Even Though Bike Helmets Were Not Designed to Protect Against Impacts from Cars, Research Shows That Cars Negligently Drive Closer to Cyclists Wearing Helmets
During the COVID-19 lockdown, bicycle and associated equipment sales reportedly skyrocketed, likely due to bikes offering people the ability to get out of the house, while still staying relatively safe in terms of minimizing their exposure to the virus. However, what many people do not realize is that bike helmets are not designed to protect riders against the impacts of a bike coming into contact with a car. Unfortunately, the most current research on bike helmets indicates that their testing procedures are still very rudimentary, and not only fail to take into account motor vehicle accidents, but the potential for catastrophic injuries as well, such as concussions. The mistaken belief that bike helmets do protect against everything not only leads to a significant number of traumatic injuries every year, but too many deaths as well: According to statistics, in 2016, 50 percent of cyclists killed in car accidents were not wearing helmets; meaning that the other 50 percent killed were wearing helmets, and were still killed.
Still, the main problem lies with the motorists themselves, who, according to research, drive dangerously close to cyclists, especially when they are wearing helmets, as we discuss below.
The Worst Culprits & The Psychology of Treating Cyclists Differently
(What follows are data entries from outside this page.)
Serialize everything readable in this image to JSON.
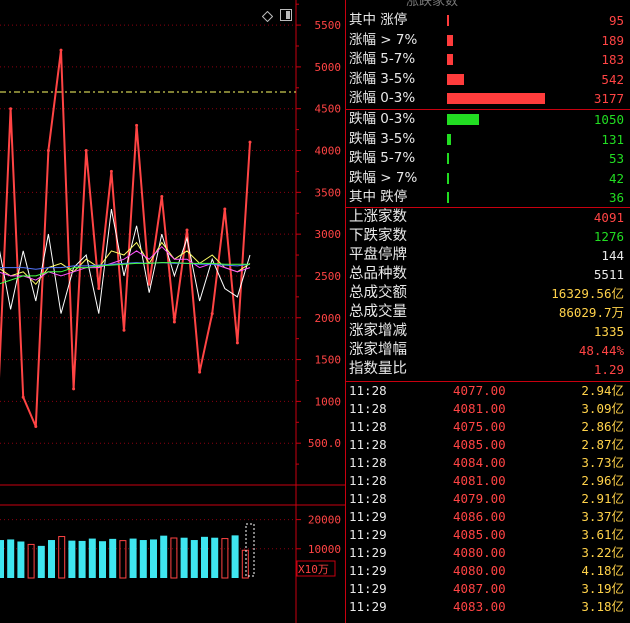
{
  "header": {
    "title": "涨跌家数"
  },
  "toolbar": {
    "diamond_icon": "diamond-icon",
    "panel_icon": "panel-toggle-icon"
  },
  "chart_data": {
    "type": "line",
    "ylim": [
      0,
      5800
    ],
    "y_ticks": [
      "5500",
      "5000",
      "4500",
      "4000",
      "3500",
      "3000",
      "2500",
      "2000",
      "1500",
      "1000",
      "500.0"
    ],
    "y_tick_values": [
      5500,
      5000,
      4500,
      4000,
      3500,
      3000,
      2500,
      2000,
      1500,
      1000,
      500
    ],
    "reference_line": 4700,
    "series": [
      {
        "color": "#ff4444",
        "values": [
          1000,
          4500,
          1050,
          700,
          4000,
          5200,
          1150,
          4000,
          2350,
          3750,
          1850,
          4300,
          2400,
          3450,
          1950,
          3050,
          1350,
          2050,
          3300,
          1700,
          4100
        ]
      },
      {
        "color": "#ffffff",
        "values": [
          2900,
          2100,
          2800,
          2200,
          3000,
          2050,
          2600,
          2750,
          2050,
          3300,
          2500,
          3100,
          2300,
          3000,
          2500,
          2950,
          2200,
          2700,
          2350,
          2250,
          2750
        ]
      },
      {
        "color": "#ffff66",
        "values": [
          2600,
          2500,
          2550,
          2400,
          2600,
          2650,
          2550,
          2700,
          2600,
          2800,
          2750,
          2900,
          2650,
          2900,
          2700,
          2800,
          2650,
          2750,
          2600,
          2550,
          2650
        ]
      },
      {
        "color": "#ff55ff",
        "values": [
          2550,
          2500,
          2500,
          2450,
          2550,
          2500,
          2550,
          2600,
          2600,
          2650,
          2700,
          2800,
          2700,
          2850,
          2700,
          2700,
          2600,
          2650,
          2600,
          2550,
          2600
        ]
      },
      {
        "color": "#5577ff",
        "values": [
          2600,
          2600,
          2600,
          2580,
          2600,
          2600,
          2620,
          2620,
          2630,
          2640,
          2650,
          2660,
          2650,
          2660,
          2650,
          2650,
          2640,
          2640,
          2630,
          2620,
          2640
        ]
      },
      {
        "color": "#44ff44",
        "values": [
          2400,
          2450,
          2500,
          2500,
          2550,
          2550,
          2600,
          2600,
          2620,
          2630,
          2640,
          2650,
          2650,
          2660,
          2660,
          2650,
          2650,
          2650,
          2640,
          2640,
          2640
        ]
      }
    ],
    "volume": {
      "ylim": [
        0,
        25000
      ],
      "y_ticks": [
        "20000",
        "10000"
      ],
      "y_tick_values": [
        20000,
        10000
      ],
      "unit": "X10万",
      "values": [
        13000,
        13200,
        12500,
        11500,
        11000,
        13000,
        14200,
        12800,
        12700,
        13500,
        12600,
        13400,
        12800,
        13500,
        13000,
        13200,
        14500,
        13700,
        13800,
        13000,
        14100,
        13800,
        13500,
        14600,
        9500
      ],
      "colors": [
        "cyan",
        "cyan",
        "cyan",
        "red",
        "cyan",
        "cyan",
        "red",
        "cyan",
        "cyan",
        "cyan",
        "cyan",
        "cyan",
        "red",
        "cyan",
        "cyan",
        "cyan",
        "cyan",
        "red",
        "cyan",
        "cyan",
        "cyan",
        "cyan",
        "red",
        "cyan",
        "red"
      ]
    }
  },
  "up_stats": [
    {
      "label": "其中 涨停",
      "value": "95",
      "bar": 0.01
    },
    {
      "label": "涨幅 > 7%",
      "value": "189",
      "bar": 0.06
    },
    {
      "label": "涨幅 5-7%",
      "value": "183",
      "bar": 0.06
    },
    {
      "label": "涨幅 3-5%",
      "value": "542",
      "bar": 0.17
    },
    {
      "label": "涨幅 0-3%",
      "value": "3177",
      "bar": 1.0
    }
  ],
  "down_stats": [
    {
      "label": "跌幅 0-3%",
      "value": "1050",
      "bar": 0.33
    },
    {
      "label": "跌幅 3-5%",
      "value": "131",
      "bar": 0.04
    },
    {
      "label": "跌幅 5-7%",
      "value": "53",
      "bar": 0.02
    },
    {
      "label": "跌幅 > 7%",
      "value": "42",
      "bar": 0.015
    },
    {
      "label": "其中 跌停",
      "value": "36",
      "bar": 0.012
    }
  ],
  "summary": [
    {
      "label": "上涨家数",
      "value": "4091",
      "color": "red"
    },
    {
      "label": "下跌家数",
      "value": "1276",
      "color": "green"
    },
    {
      "label": "平盘停牌",
      "value": "144",
      "color": "white"
    },
    {
      "label": "总品种数",
      "value": "5511",
      "color": "white"
    },
    {
      "label": "总成交额",
      "value": "16329.56亿",
      "color": "yellow"
    },
    {
      "label": "总成交量",
      "value": "86029.7万",
      "color": "yellow"
    },
    {
      "label": "涨家增减",
      "value": "1335",
      "color": "yellow"
    },
    {
      "label": "涨家增幅",
      "value": "48.44%",
      "color": "red"
    },
    {
      "label": "指数量比",
      "value": "1.29",
      "color": "red"
    }
  ],
  "ticks": [
    {
      "time": "11:28",
      "price": "4077.00",
      "amount": "2.94亿"
    },
    {
      "time": "11:28",
      "price": "4081.00",
      "amount": "3.09亿"
    },
    {
      "time": "11:28",
      "price": "4075.00",
      "amount": "2.86亿"
    },
    {
      "time": "11:28",
      "price": "4085.00",
      "amount": "2.87亿"
    },
    {
      "time": "11:28",
      "price": "4084.00",
      "amount": "3.73亿"
    },
    {
      "time": "11:28",
      "price": "4081.00",
      "amount": "2.96亿"
    },
    {
      "time": "11:28",
      "price": "4079.00",
      "amount": "2.91亿"
    },
    {
      "time": "11:29",
      "price": "4086.00",
      "amount": "3.37亿"
    },
    {
      "time": "11:29",
      "price": "4085.00",
      "amount": "3.61亿"
    },
    {
      "time": "11:29",
      "price": "4080.00",
      "amount": "3.22亿"
    },
    {
      "time": "11:29",
      "price": "4080.00",
      "amount": "4.18亿"
    },
    {
      "time": "11:29",
      "price": "4087.00",
      "amount": "3.19亿"
    },
    {
      "time": "11:29",
      "price": "4083.00",
      "amount": "3.18亿"
    }
  ]
}
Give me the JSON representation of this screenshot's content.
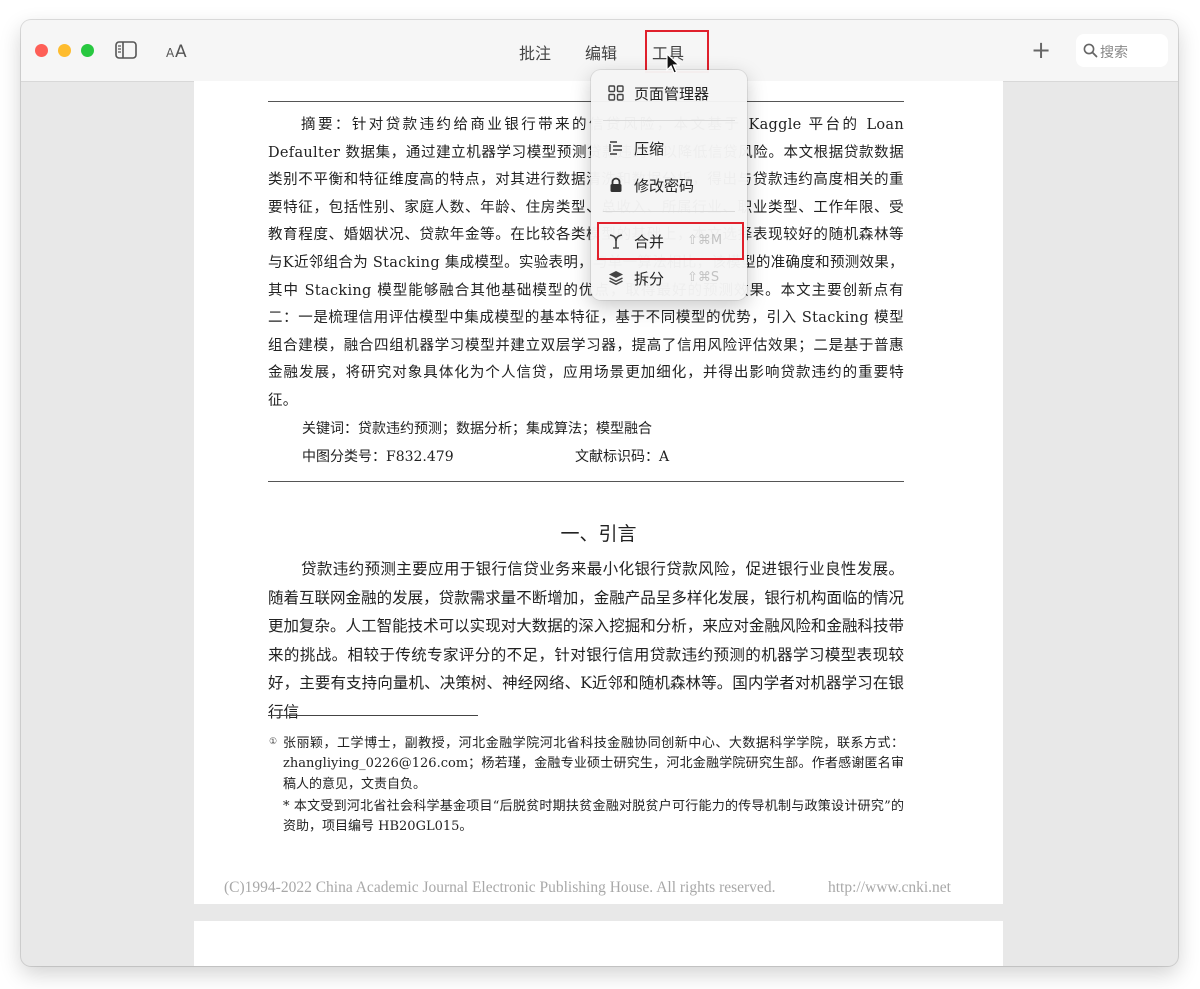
{
  "toolbar": {
    "menus": [
      "批注",
      "编辑",
      "工具"
    ],
    "search_placeholder": "搜索",
    "add_label": "+",
    "font_size_icon": "AA-icon",
    "sidebar_icon": "sidebar-icon"
  },
  "tools_menu": {
    "items": [
      {
        "label": "页面管理器",
        "icon": "grid-icon"
      },
      {
        "label": "压缩",
        "icon": "compress-icon"
      },
      {
        "label": "修改密码",
        "icon": "lock-icon"
      },
      {
        "label": "合并",
        "icon": "merge-icon",
        "shortcut": "⇧⌘M"
      },
      {
        "label": "拆分",
        "icon": "layers-icon",
        "shortcut": "⇧⌘S"
      }
    ]
  },
  "document": {
    "abstract_label": "摘要：",
    "abstract_text": "针对贷款违约给商业银行带来的信贷风险，本文基于 Kaggle 平台的 Loan Defaulter 数据集，通过建立机器学习模型预测贷款违约，以降低信贷风险。本文根据贷款数据类别不平衡和特征维度高的特点，对其进行数据清洗和数据分析，得出与贷款违约高度相关的重要特征，包括性别、家庭人数、年龄、住房类型、总收入、所属行业、职业类型、工作年限、受教育程度、婚姻状况、贷款年金等。在比较各类模型的基础上，本文选择表现较好的随机森林等与K近邻组合为 Stacking 集成模型。实验表明，与单一算法相比，该模型的准确度和预测效果，其中 Stacking 模型能够融合其他基础模型的优点，取得最好的预测效果。本文主要创新点有二：一是梳理信用评估模型中集成模型的基本特征，基于不同模型的优势，引入 Stacking 模型组合建模，融合四组机器学习模型并建立双层学习器，提高了信用风险评估效果；二是基于普惠金融发展，将研究对象具体化为个人信贷，应用场景更加细化，并得出影响贷款违约的重要特征。",
    "keywords_label": "关键词：",
    "keywords": "贷款违约预测；数据分析；集成算法；模型融合",
    "classification_label": "中图分类号：",
    "classification": "F832.479",
    "doc_id_label": "文献标识码：",
    "doc_id": "A",
    "section_title": "一、引言",
    "intro_text": "贷款违约预测主要应用于银行信贷业务来最小化银行贷款风险，促进银行业良性发展。随着互联网金融的发展，贷款需求量不断增加，金融产品呈多样化发展，银行机构面临的情况更加复杂。人工智能技术可以实现对大数据的深入挖掘和分析，来应对金融风险和金融科技带来的挑战。相较于传统专家评分的不足，针对银行信用贷款违约预测的机器学习模型表现较好，主要有支持向量机、决策树、神经网络、K近邻和随机森林等。国内学者对机器学习在银行信",
    "footnote_mark": "①",
    "footnote1": "张丽颖，工学博士，副教授，河北金融学院河北省科技金融协同创新中心、大数据科学学院，联系方式：zhangliying_0226@126.com；杨若瑾，金融专业硕士研究生，河北金融学院研究生部。作者感谢匿名审稿人的意见，文责自负。",
    "footnote2": "* 本文受到河北省社会科学基金项目“后脱贫时期扶贫金融对脱贫户可行能力的传导机制与政策设计研究”的资助，项目编号 HB20GL015。",
    "copyright": "(C)1994-2022 China Academic Journal Electronic Publishing House. All rights reserved.",
    "copyright_url": "http://www.cnki.net"
  },
  "colors": {
    "highlight": "#e0202c",
    "traffic_red": "#fe5f57",
    "traffic_yellow": "#febc2e",
    "traffic_green": "#28c840"
  }
}
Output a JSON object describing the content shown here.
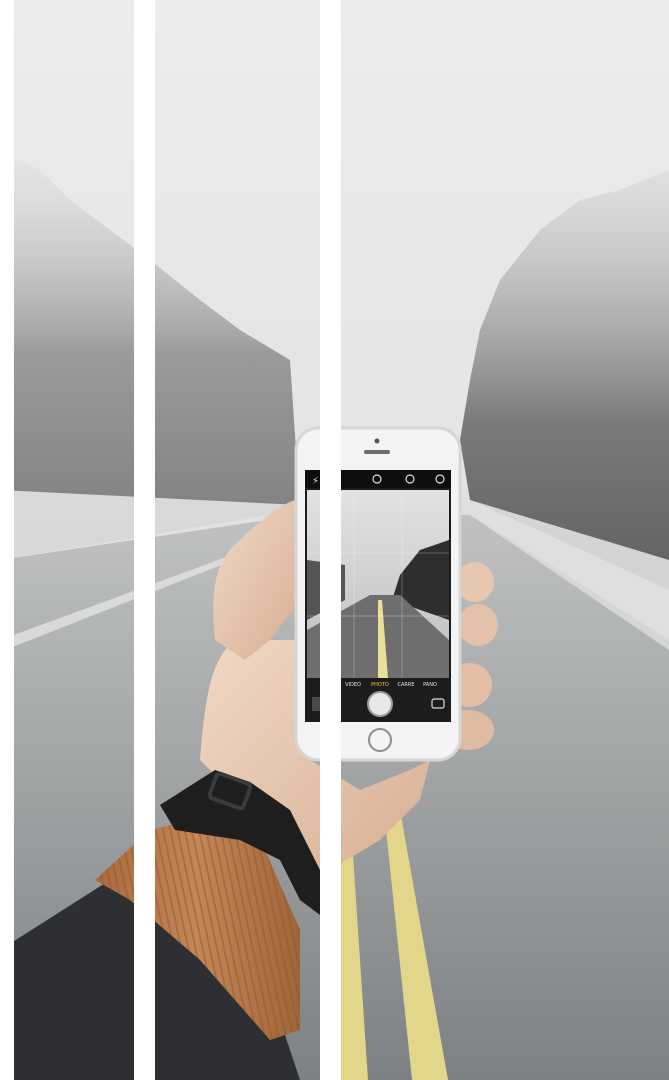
{
  "photo": {
    "panel_count": 3,
    "divider_color": "#ffffff",
    "fog_color": "#e9e9e9",
    "road_color": "#8a8c8d",
    "lane_line_color": "#ddd58e",
    "tree_color": "#6f6f6f",
    "phone_body_color": "#f4f4f4",
    "phone_bezel_color": "#dcdcdc",
    "skin_color": "#e6c8b2",
    "sleeve_color": "#b87a4c",
    "jacket_color": "#2d2f33",
    "watch_color": "#1e1e1e"
  },
  "camera_app": {
    "modes": [
      "VIDEO",
      "PHOTO",
      "CARRE",
      "PANO"
    ],
    "selected_mode": "PHOTO",
    "selected_color": "#f0c14b"
  }
}
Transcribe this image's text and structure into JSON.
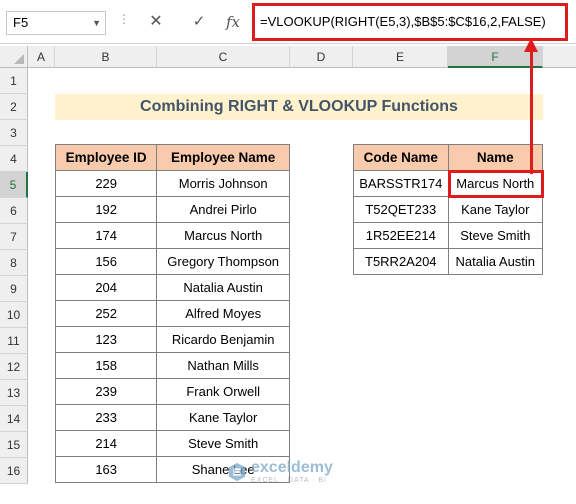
{
  "formula_bar": {
    "name_box": "F5",
    "dots": "⋮",
    "cancel_glyph": "✕",
    "enter_glyph": "✓",
    "fx_label": "fx",
    "formula": "=VLOOKUP(RIGHT(E5,3),$B$5:$C$16,2,FALSE)"
  },
  "columns": [
    "A",
    "B",
    "C",
    "D",
    "E",
    "F"
  ],
  "selected_column": "F",
  "rows": [
    "1",
    "2",
    "3",
    "4",
    "5",
    "6",
    "7",
    "8",
    "9",
    "10",
    "11",
    "12",
    "13",
    "14",
    "15",
    "16"
  ],
  "selected_row": "5",
  "title": "Combining RIGHT & VLOOKUP Functions",
  "table1": {
    "headers": [
      "Employee ID",
      "Employee Name"
    ],
    "rows": [
      [
        "229",
        "Morris Johnson"
      ],
      [
        "192",
        "Andrei Pirlo"
      ],
      [
        "174",
        "Marcus North"
      ],
      [
        "156",
        "Gregory Thompson"
      ],
      [
        "204",
        "Natalia Austin"
      ],
      [
        "252",
        "Alfred Moyes"
      ],
      [
        "123",
        "Ricardo Benjamin"
      ],
      [
        "158",
        "Nathan Mills"
      ],
      [
        "239",
        "Frank Orwell"
      ],
      [
        "233",
        "Kane Taylor"
      ],
      [
        "214",
        "Steve Smith"
      ],
      [
        "163",
        "Shane Lee"
      ]
    ]
  },
  "table2": {
    "headers": [
      "Code Name",
      "Name"
    ],
    "rows": [
      [
        "BARSSTR174",
        "Marcus North"
      ],
      [
        "T52QET233",
        "Kane Taylor"
      ],
      [
        "1R52EE214",
        "Steve Smith"
      ],
      [
        "T5RR2A204",
        "Natalia Austin"
      ]
    ]
  },
  "colors": {
    "accent_red": "#e01b1b",
    "header_fill": "#f8cbad",
    "title_fill": "#fff2cc",
    "title_text": "#44546a"
  },
  "watermark": {
    "brand": "exceldemy",
    "tagline": "EXCEL · DATA · BI"
  }
}
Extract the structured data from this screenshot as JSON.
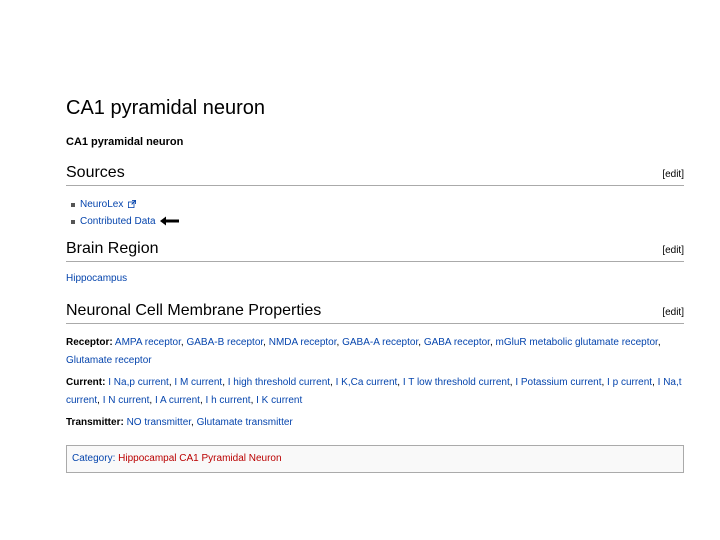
{
  "page": {
    "title": "CA1 pyramidal neuron",
    "subtitle": "CA1 pyramidal neuron"
  },
  "edit_label": "[edit]",
  "sources": {
    "heading": "Sources",
    "items": [
      "NeuroLex",
      "Contributed Data"
    ]
  },
  "brain_region": {
    "heading": "Brain Region",
    "value": "Hippocampus"
  },
  "membrane": {
    "heading": "Neuronal Cell Membrane Properties",
    "receptor_label": "Receptor:",
    "receptor_items": [
      "AMPA receptor",
      "GABA-B receptor",
      "NMDA receptor",
      "GABA-A receptor",
      "GABA receptor",
      "mGluR metabolic glutamate receptor",
      "Glutamate receptor"
    ],
    "current_label": "Current:",
    "current_items": [
      "I Na,p current",
      "I M current",
      "I high threshold current",
      "I K,Ca current",
      "I T low threshold current",
      "I Potassium current",
      "I p current",
      "I Na,t current",
      "I N current",
      "I A current",
      "I h current",
      "I K current"
    ],
    "transmitter_label": "Transmitter:",
    "transmitter_items": [
      "NO transmitter",
      "Glutamate transmitter"
    ]
  },
  "category": {
    "label": "Category:",
    "value": "Hippocampal CA1 Pyramidal Neuron"
  },
  "colors": {
    "link": "#0645ad",
    "redlink": "#ba0000",
    "rule": "#aaaaaa"
  }
}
Not only do too many cyclists rely on helmets to provide protection against potential injuries when it comes to accidents, but many motorists rely on cyclists wearing helmets as well when they pass them on the streets; a phenomenon known as the “close pass overtakes,” whereby, according to research, many drivers assume that when a cyclist is wearing a helmet, they can drive even closer to them than when they are not because, even if an accident does occur, the cyclist will likely be uninjured due to the presence of their helmet. Specifically, according to the research, drivers got an average of 3.3 inches (or 8.5 centimeters) closer to bikes when the cyclist was wearing a helmet than when they were not.
Yet perhaps the most surprising revelation concerns the risks that larger vehicles (buses, trucks, etc.) are taking: While the average car passed approximately 4.4 feet away from a bike, trucks passed an average of 7.5 inches closer and buses a whopping 9 inches closer. Research results also reflected differential treatment of gender as well: Every vehicle provided an average of 5.5 more inches when passing a female versus male cyclist.
The research indicates that this goes beyond motorists simply being absentminded and actually perceiving cyclists as being in a different “subculture” than they are, as well as assuming that cyclists who wear helmets must be more experienced than those who do not, and therefore less prone in general to getting in an accident.
How This Research Is Critical to Bicycle Accident Claims
In passing too close to cyclists, not only do motorists increase their chances of causing an accident that leads to catastrophic injuries for the cyclist, but they also leave the cyclist with less room to address obstacles present in the road, such as potholes, which can then indirectly lead to other accidents. This research is crucial for personal injury litigation in that not only can cyclists who have been injured by motorists while wearing helmets argue that the motorist negligently drove closer to them because they were (responsibly) wearing a helmet, but also that the cyclist took every precaution possible to minimize their own injury risks by wearing a helmet while riding their bike, and their injuries could not have been mitigated or minimized precisely because the driver was driving negligently close and helmets are not designed to protect against the consequences that can result when this occurs.
If You Have Been Hurt in A Rhode Island Bicycle Accident, Contact Our Office Today for A Free Consultation
Unfortunately, this problem is only exacerbated by the increasing problem of distracted driving, which is leading more and more drivers to pass too close to cyclists. If you or a loved one has been injured in a Rhode Island bike accident due to a negligent car driver, Providence bicycle accident lawyer Michael Kiselica is prepared to hold the driver accountable and help you and your family recover. Contact our office today to find out more about your options.